Leveraging the people and places of Boston for inspiration, students in the English Department's "Ethics in Documentary Film" course grapple with the challenges and questions raised by creative work.
If you are an Emmanuel College student and think you may have a norovirus infection or have any questions about norovirus, please contact Health Services.
Norovirus is the name given to a group of viruses that cause an intense gastrointestinal illness. The symptoms of norovirus infection usually include nausea, vomiting, diarrhea and some stomach cramping. Sometimes people also have low-grade fever, chills, headache and fatigue.
Norovirus infections are extremely contagious. People can become infected in several ways including:
The acute symptoms of norovirus infection last between one to three days in most people. People infected with norovirus begin being contagious when they develop symptoms. They continue to be contagious for at least three days after all their symptoms disappear.

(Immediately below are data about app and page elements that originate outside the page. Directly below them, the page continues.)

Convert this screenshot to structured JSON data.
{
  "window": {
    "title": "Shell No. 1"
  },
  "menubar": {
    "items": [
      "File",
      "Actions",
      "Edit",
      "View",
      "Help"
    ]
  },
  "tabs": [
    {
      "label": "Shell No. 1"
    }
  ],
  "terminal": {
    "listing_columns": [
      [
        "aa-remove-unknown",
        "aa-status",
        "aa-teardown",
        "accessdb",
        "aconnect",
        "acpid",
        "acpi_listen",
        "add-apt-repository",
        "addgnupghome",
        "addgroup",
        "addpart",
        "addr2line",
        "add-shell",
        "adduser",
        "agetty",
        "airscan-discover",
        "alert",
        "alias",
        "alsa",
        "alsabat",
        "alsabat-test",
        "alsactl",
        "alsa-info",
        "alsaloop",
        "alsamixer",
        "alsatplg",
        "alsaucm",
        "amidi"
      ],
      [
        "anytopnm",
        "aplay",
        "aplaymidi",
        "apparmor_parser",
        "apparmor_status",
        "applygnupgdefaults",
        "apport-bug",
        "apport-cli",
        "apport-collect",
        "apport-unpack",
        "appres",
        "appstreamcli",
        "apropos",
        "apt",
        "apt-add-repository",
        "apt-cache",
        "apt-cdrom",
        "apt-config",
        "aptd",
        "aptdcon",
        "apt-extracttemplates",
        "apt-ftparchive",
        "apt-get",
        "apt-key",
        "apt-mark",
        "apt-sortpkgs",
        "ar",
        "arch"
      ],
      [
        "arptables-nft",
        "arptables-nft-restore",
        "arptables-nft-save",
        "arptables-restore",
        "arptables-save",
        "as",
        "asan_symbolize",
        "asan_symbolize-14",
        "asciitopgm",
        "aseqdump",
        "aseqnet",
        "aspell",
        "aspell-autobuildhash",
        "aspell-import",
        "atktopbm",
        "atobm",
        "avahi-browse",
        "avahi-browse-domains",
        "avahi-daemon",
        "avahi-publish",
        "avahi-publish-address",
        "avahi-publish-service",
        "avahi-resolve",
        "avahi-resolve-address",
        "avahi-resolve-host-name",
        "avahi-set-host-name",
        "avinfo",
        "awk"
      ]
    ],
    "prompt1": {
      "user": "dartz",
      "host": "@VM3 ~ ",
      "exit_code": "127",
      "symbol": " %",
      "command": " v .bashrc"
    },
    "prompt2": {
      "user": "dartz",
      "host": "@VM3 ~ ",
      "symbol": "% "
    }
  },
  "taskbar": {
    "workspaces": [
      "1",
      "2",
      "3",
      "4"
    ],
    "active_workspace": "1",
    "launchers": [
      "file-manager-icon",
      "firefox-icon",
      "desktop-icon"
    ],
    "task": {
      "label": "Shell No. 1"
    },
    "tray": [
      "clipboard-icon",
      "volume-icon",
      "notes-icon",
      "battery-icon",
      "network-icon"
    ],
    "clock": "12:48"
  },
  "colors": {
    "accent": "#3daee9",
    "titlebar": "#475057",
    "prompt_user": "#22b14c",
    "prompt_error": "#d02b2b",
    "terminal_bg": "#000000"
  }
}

Since norovirus is a viral illness, it cannot be treated with antibiotics as antibiotics are only effective usually against bacterial illnesses. Currently there is no antiviral medication that works against norovirus. Because dehydration from loss of fluids through vomiting and diarrhea is the most serious health effect resulting from norovirus, treatment includes drinking plenty of clear fluids to prevent dehydration. Although it is not usually necessary for people to see a health care provider, they should call to discuss their symptoms and how best to manage them. People who experience dizziness or lightheadedness while standing should definitely contact a health care provider.

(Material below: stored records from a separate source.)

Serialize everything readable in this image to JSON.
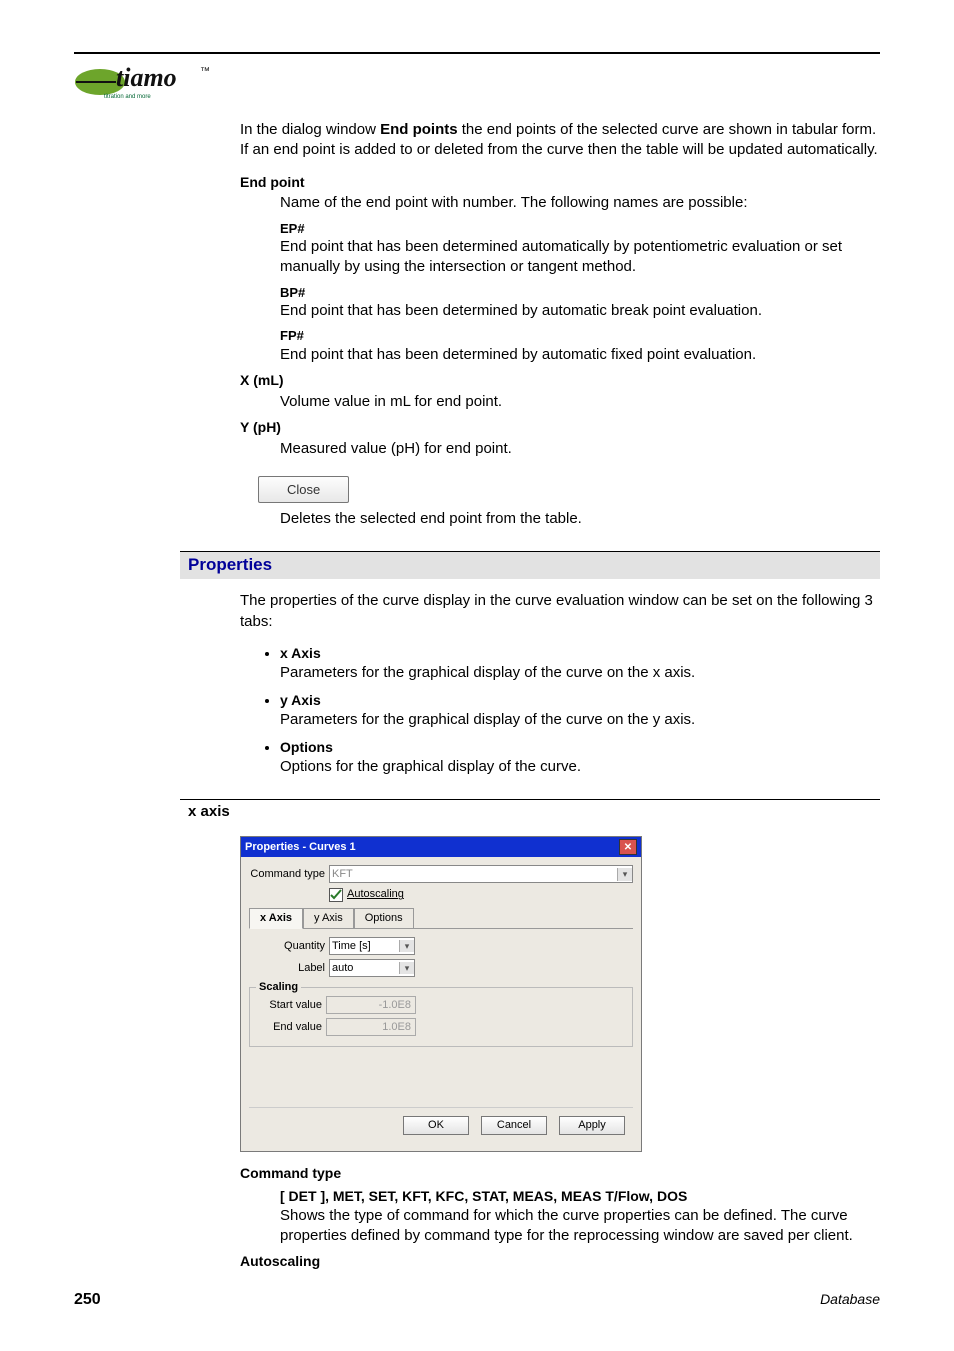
{
  "logo_text": "tiamo",
  "logo_tag_tm": "™",
  "logo_subtitle": "titration and more",
  "intro_prefix": "In the dialog window ",
  "intro_bold": "End points",
  "intro_suffix": " the end points of the selected curve are shown in tabular form. If an end point is added to or deleted from the curve then the table will be updated automatically.",
  "endpoint": {
    "heading": "End point",
    "desc": "Name of the end point with number. The following names are possible:",
    "ep_label": "EP#",
    "ep_desc": "End point that has been determined automatically by potentiometric evaluation or set manually by using the intersection or tangent method.",
    "bp_label": "BP#",
    "bp_desc": "End point that has been determined by automatic break point evaluation.",
    "fp_label": "FP#",
    "fp_desc": "End point that has been determined by automatic fixed point evaluation."
  },
  "xml": {
    "heading": "X (mL)",
    "desc": "Volume value in mL for end point."
  },
  "yph": {
    "heading": "Y (pH)",
    "desc": "Measured value (pH) for end point."
  },
  "close": {
    "label": "Close",
    "desc": "Deletes the selected end point from the table."
  },
  "properties": {
    "heading": "Properties",
    "intro": "The properties of the curve display in the curve evaluation window can be set on the following 3 tabs:",
    "items": [
      {
        "title": "x Axis",
        "desc": "Parameters for the graphical display of the curve on the x axis."
      },
      {
        "title": "y Axis",
        "desc": "Parameters for the graphical display of the curve on the y axis."
      },
      {
        "title": "Options",
        "desc": "Options for the graphical display of the curve."
      }
    ]
  },
  "xaxis_heading": "x axis",
  "dialog": {
    "title": "Properties - Curves 1",
    "cmd_label": "Command type",
    "cmd_value": "KFT",
    "autoscaling": "Autoscaling",
    "tab_x": "x Axis",
    "tab_y": "y Axis",
    "tab_opt": "Options",
    "quantity_label": "Quantity",
    "quantity_value": "Time [s]",
    "label_label": "Label",
    "label_value": "auto",
    "scaling": "Scaling",
    "start_label": "Start value",
    "start_value": "-1.0E8",
    "end_label": "End value",
    "end_value": "1.0E8",
    "ok": "OK",
    "cancel": "Cancel",
    "apply": "Apply"
  },
  "cmd_type": {
    "heading": "Command type",
    "values": "[ DET ], MET, SET, KFT, KFC, STAT, MEAS, MEAS T/Flow, DOS",
    "desc": "Shows the type of command for which the curve properties can be defined. The curve properties defined by command type for the reprocessing window are saved per client."
  },
  "autoscaling_heading": "Autoscaling",
  "footer": {
    "page": "250",
    "section": "Database"
  }
}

If you think you have norovirus, please call Health Services so we can help you and the school can take proper precautions. To avoid infecting others while you are ill, it's advisable to stay away from places where people gather (e.g. classes, dining hall) and to be extremely careful about handwashing, especially after using the bathroom. Remember, these precautions should be taken not only while you have acute symptoms, but for at least three days after your symptoms disappear.
You can decrease your chance of coming into contact with norovirus by following these preventive steps:
If you are a student and think you may have a norovirus infection or if you have any questions about norovirus, please contact Health Services. If you are staff or faculty, please contact your primary care provider.